Since then, they have revealed previously unknown details of atmospheric composition , temperature, and abrupt changes in climate. Abrupt changes are of great concern for those who model future changes in climate and their potential impacts on society. Ice cores record millennia of ancient snowfalls, which gradually turned to crystalline glacier ice. In areas of high accumulation, such as low-latitude mountain glaciers and the Greenland Ice Sheet , annual layers of ice representing tens of thousands of years can be seen and counted, often with the unaided eye.

The first deep drilling took place in the s as preliminary efforts at Camp Century, Greenland, and Byrd Station, Antarctica. This effort reached a depth of 3, 10, feet.

Ice core basics

The oldest ice core ever drilled outside the polar regions may contain ice that formed during the Stone Age — more than , years ago, long before modern humans appeared. Researchers from the United States and China are now studying the core — nearly as long as the Empire State Building is tall — to assemble one of the longest-ever records of Earth’s climate history.

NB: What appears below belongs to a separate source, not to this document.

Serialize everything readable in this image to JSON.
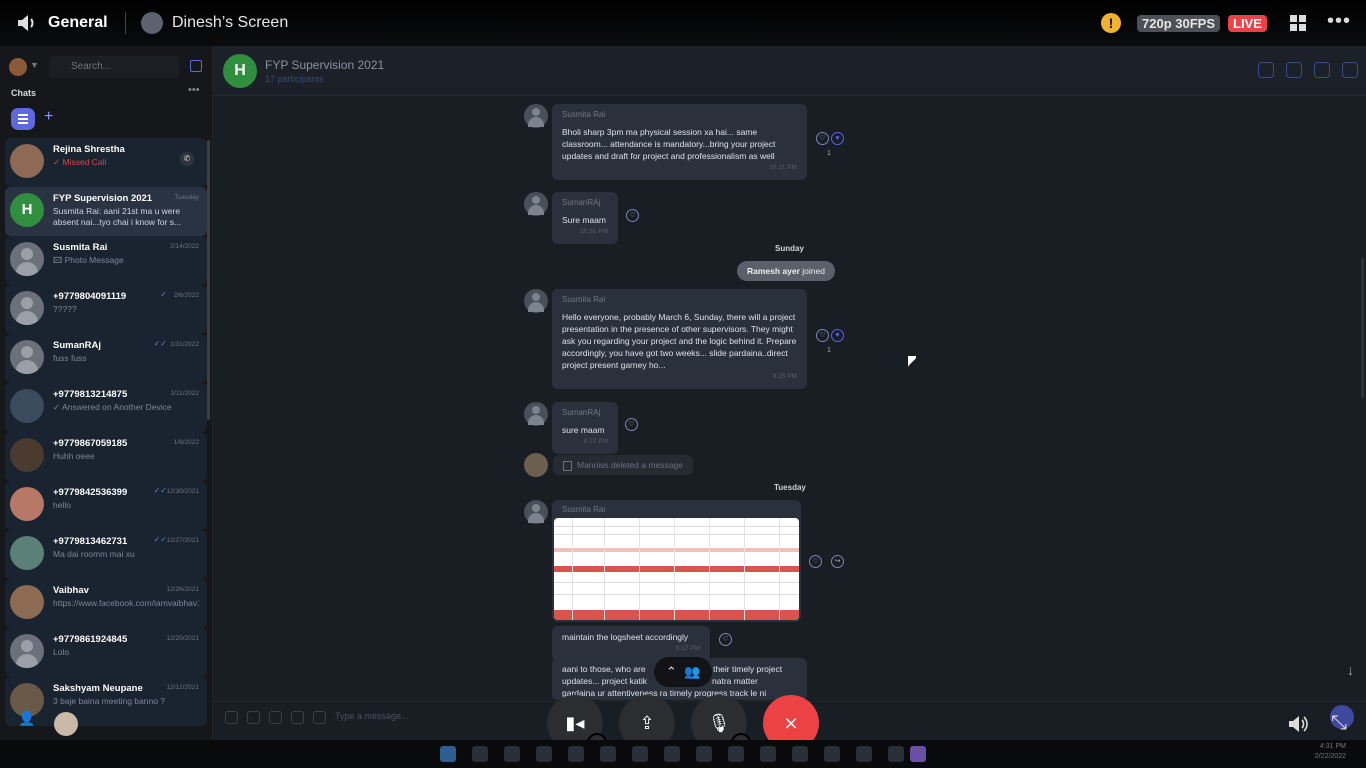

What they’ve found so far provides dramatic evidence of a recent and rapid temperature rise at some of the highest, coldest mountain peaks in the world. The change is most noticeable on the Guliya Ice Cap, where they drilled the latest ice core.

Numerous strategies are currently applied for dating the ice matrix and the gas phase along ice cores: (i) wiggle matching of ice core records to insolation time.

An ice core is a cylinder shaped sample of ice drilled from a glacier. Ice core records provide the most direct and detailed way to investigate past climate and atmospheric conditions. Snowfall that collects on glaciers each year captures atmospheric concentrations of dust, sea-salts, ash, gas bubbles and human pollutants. Analysis of the. Ice core records can be used to reconstruct temperature, atmospheric circulation strength, precipitation, ocean volume, atmospheric dust, volcanic eruptions, solar variability, marine biological productivity, sea ice and desert extent, and forest fires.

Examples of aerosols and chemical elements that are transported and deposited on ice sheets and glaciers. Seasonal markers such as stable isotope ratios of water vary depending on temperature and can reveal warmer and colder periods of the year. Other seasonal markers may include dust; certain regions have seasonal dust storms and therefore can be used to count individual years.

Ice Cores, Antarctica And Greenland

Ice cores are cylinders of ice drilled out of an ice sheet or glacier. Most ice core records come from Antarctica and Greenland, and the longest ice cores extend to 3km in depth. The oldest continuous ice core records to date extend , years in Greenland and , years in Antarctica. Ice cores contain information about past temperature, and about many other aspects of the environment. Crucially, the ice encloses small bubbles of air that contain a sample of the atmosphere — from these it is possible to measure directly the past concentration of gases including carbon dioxide and methane in the atmosphere.

Direct and continuous measurements of carbon dioxide CO 2 in the atmosphere extend back only to the s.

Some of the most valuable paleoclimate archives yet recovered are the multi-​proxy records from the Greenland GISP2 and GRIP ice cores. The crucial.

Sune O. Rasmussen, A. Svensson and M. Polar ice cores reveal past climate change in ever-growing temporal resolution. Novel automated methods and improved manual annual layer identification allow for bipolar year-to-year investigations of climate events tens of thousands of years back in time. Ice cores from Antarctica, from the Greenland ice sheet, and from a number of smaller glaciers around the world yield a wealth of information on past climates and environments including unique records of past temperatures, atmospheric composition for example greenhouse gasses , volcanism, solar activity, dustiness, and biomass burning.

Some ice-core records from Antarctica extend back in time more than , years Jouzel et al.

Studying the Greenland Ice Sheet: Implications for our Climate’s Past, Present, & Future